Task requirements: Go through the listing and copy each line that has the string "lock" in it.

------

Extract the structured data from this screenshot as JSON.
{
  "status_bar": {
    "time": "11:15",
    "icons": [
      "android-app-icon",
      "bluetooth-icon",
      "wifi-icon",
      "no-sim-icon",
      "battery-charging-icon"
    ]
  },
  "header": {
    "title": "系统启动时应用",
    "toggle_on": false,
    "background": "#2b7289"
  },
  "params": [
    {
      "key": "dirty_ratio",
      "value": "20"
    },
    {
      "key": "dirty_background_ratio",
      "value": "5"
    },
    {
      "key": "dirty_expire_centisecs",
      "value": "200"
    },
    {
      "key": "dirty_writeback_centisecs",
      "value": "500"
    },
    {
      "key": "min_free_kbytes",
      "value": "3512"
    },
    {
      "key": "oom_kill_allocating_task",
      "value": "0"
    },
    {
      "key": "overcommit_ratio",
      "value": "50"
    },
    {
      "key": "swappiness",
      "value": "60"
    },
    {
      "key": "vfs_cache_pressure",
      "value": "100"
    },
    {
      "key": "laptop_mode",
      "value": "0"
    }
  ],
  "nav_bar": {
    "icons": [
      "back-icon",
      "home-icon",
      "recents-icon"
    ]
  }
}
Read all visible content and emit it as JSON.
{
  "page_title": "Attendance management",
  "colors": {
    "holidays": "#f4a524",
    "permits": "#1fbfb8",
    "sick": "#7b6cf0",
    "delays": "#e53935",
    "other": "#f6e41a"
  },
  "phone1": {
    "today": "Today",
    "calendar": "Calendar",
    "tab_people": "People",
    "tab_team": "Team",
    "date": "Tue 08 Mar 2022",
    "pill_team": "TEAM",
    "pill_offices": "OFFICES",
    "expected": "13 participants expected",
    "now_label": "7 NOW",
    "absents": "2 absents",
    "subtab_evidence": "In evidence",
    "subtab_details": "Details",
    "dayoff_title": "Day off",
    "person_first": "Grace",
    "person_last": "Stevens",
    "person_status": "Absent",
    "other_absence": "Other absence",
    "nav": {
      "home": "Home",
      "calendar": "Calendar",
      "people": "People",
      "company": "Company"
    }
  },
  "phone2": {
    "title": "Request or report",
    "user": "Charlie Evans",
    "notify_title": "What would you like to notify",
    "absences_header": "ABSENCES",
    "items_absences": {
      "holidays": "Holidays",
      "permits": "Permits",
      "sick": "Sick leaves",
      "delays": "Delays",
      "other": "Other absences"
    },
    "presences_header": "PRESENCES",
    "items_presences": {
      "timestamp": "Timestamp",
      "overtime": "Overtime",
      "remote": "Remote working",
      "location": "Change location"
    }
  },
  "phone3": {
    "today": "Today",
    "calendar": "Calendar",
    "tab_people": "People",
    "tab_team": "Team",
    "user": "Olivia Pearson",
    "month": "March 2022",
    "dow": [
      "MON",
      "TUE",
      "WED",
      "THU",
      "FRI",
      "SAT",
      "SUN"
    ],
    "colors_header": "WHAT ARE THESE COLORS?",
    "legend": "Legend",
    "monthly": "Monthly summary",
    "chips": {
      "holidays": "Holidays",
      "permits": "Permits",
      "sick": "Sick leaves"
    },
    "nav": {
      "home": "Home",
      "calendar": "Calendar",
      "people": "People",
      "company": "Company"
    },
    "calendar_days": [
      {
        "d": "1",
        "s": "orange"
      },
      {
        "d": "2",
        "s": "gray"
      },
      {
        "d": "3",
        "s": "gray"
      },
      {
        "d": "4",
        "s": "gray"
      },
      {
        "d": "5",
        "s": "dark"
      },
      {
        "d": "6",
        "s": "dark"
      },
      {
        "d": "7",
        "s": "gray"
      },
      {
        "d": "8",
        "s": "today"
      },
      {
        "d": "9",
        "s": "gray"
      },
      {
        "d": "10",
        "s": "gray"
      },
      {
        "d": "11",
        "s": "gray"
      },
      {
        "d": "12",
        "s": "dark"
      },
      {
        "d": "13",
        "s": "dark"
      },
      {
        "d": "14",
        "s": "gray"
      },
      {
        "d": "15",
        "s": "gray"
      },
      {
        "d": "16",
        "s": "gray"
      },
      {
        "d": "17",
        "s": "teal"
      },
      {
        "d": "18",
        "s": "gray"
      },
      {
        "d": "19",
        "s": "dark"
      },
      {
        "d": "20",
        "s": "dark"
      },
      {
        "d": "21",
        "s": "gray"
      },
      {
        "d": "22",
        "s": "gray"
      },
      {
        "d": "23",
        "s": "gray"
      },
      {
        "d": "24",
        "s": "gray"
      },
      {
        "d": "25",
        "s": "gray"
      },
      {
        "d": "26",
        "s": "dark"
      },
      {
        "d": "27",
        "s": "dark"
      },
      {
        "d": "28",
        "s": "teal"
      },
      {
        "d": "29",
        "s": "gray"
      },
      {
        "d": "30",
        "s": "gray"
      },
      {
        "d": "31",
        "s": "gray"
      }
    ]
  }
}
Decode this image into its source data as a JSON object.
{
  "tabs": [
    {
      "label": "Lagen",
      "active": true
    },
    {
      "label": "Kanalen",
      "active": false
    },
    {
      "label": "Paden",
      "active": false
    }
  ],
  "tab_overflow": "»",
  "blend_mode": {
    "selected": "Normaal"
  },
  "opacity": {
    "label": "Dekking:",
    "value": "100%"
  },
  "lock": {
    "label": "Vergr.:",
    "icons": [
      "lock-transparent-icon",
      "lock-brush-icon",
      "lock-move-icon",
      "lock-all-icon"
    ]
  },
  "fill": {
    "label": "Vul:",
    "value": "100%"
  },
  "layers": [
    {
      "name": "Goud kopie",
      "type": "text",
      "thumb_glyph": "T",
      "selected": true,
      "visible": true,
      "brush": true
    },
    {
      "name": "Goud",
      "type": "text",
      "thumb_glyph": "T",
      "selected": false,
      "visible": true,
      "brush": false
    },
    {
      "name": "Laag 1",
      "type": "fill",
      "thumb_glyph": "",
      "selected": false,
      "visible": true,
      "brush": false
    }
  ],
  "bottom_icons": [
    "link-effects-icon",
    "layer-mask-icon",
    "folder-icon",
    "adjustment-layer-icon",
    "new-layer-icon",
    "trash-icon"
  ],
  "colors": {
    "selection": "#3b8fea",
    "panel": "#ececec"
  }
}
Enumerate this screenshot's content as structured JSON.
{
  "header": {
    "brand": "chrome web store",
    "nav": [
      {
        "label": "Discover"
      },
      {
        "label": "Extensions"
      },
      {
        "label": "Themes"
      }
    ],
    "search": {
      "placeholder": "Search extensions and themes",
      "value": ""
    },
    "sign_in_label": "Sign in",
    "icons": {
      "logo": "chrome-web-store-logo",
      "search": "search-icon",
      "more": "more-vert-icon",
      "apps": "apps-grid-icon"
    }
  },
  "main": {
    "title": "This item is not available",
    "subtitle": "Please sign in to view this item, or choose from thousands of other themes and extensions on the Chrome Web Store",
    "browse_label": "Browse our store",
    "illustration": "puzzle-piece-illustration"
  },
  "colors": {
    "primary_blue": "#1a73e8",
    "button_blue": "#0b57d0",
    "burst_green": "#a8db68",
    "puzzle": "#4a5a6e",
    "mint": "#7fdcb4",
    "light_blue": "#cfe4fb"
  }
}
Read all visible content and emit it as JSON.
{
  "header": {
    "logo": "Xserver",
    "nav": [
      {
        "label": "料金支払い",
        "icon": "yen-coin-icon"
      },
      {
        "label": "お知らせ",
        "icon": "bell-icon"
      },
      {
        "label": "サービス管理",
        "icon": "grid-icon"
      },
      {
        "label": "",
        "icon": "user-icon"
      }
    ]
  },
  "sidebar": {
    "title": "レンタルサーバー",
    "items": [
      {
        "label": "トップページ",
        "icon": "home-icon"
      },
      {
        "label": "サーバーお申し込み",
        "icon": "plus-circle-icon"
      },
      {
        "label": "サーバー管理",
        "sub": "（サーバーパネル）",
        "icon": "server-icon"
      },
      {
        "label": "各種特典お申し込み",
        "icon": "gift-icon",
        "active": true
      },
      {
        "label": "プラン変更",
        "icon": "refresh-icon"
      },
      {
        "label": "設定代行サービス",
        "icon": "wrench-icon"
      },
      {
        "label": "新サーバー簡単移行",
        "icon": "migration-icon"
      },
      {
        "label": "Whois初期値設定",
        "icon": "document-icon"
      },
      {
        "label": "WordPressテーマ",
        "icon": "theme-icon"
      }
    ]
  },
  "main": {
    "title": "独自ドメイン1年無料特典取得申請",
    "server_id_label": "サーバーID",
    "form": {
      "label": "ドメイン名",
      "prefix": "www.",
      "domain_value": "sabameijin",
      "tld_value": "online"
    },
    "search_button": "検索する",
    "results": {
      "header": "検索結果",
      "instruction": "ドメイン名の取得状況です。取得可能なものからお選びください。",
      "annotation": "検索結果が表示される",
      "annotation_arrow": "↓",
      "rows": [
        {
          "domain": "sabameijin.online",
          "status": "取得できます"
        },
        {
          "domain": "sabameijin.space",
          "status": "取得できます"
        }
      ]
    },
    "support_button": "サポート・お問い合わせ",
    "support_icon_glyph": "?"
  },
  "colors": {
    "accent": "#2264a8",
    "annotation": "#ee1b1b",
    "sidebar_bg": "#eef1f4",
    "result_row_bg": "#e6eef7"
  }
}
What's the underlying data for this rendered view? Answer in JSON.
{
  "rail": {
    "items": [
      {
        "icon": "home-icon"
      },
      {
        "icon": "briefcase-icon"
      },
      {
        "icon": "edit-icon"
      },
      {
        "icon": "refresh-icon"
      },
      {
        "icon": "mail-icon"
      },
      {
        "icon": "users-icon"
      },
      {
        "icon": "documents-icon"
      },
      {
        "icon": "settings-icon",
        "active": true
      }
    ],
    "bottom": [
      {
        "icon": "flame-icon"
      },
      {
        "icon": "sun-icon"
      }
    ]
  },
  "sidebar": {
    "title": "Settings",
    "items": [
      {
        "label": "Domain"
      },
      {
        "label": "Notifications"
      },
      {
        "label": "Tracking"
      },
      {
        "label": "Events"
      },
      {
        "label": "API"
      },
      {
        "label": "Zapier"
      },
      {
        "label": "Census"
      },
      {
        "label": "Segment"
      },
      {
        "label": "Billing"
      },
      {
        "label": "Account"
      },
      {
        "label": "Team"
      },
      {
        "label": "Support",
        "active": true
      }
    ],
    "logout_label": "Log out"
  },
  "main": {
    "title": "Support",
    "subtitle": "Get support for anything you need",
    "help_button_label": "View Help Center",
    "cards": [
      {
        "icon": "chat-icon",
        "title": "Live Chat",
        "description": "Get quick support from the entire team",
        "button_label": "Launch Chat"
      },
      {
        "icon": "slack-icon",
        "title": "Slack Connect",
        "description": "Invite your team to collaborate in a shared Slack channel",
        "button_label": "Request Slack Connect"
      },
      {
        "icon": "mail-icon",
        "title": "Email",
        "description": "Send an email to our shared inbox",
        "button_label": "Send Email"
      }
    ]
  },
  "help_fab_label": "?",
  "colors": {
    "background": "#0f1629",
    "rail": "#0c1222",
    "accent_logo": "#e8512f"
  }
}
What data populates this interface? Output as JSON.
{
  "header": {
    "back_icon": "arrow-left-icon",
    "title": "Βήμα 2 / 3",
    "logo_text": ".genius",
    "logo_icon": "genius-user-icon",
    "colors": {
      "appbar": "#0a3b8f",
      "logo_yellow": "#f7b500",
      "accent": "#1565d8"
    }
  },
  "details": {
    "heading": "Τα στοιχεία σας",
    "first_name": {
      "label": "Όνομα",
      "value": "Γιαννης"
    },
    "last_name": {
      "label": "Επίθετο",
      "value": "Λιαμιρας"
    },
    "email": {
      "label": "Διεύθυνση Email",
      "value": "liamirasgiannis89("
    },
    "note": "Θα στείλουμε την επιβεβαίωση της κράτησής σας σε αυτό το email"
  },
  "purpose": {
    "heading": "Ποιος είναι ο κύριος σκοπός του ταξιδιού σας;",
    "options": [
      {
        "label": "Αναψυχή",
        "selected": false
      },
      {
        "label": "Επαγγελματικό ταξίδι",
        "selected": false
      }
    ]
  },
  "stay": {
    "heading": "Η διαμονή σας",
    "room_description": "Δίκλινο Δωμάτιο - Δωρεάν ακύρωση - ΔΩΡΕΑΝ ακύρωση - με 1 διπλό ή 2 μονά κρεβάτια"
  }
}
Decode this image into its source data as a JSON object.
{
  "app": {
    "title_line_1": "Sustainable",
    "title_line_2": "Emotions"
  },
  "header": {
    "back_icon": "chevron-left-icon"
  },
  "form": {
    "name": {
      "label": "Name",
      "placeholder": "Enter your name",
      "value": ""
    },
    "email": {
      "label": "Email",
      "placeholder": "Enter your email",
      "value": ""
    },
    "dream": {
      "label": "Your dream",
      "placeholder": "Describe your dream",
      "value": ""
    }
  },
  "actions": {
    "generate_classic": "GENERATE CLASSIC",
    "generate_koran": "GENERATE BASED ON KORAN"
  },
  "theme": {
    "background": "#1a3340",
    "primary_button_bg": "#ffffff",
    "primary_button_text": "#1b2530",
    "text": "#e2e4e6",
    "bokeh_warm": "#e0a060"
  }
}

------

Your response:
  "lock": {
      "lock-transparent-icon",
      "lock-brush-icon",
      "lock-move-icon",
      "lock-all-icon"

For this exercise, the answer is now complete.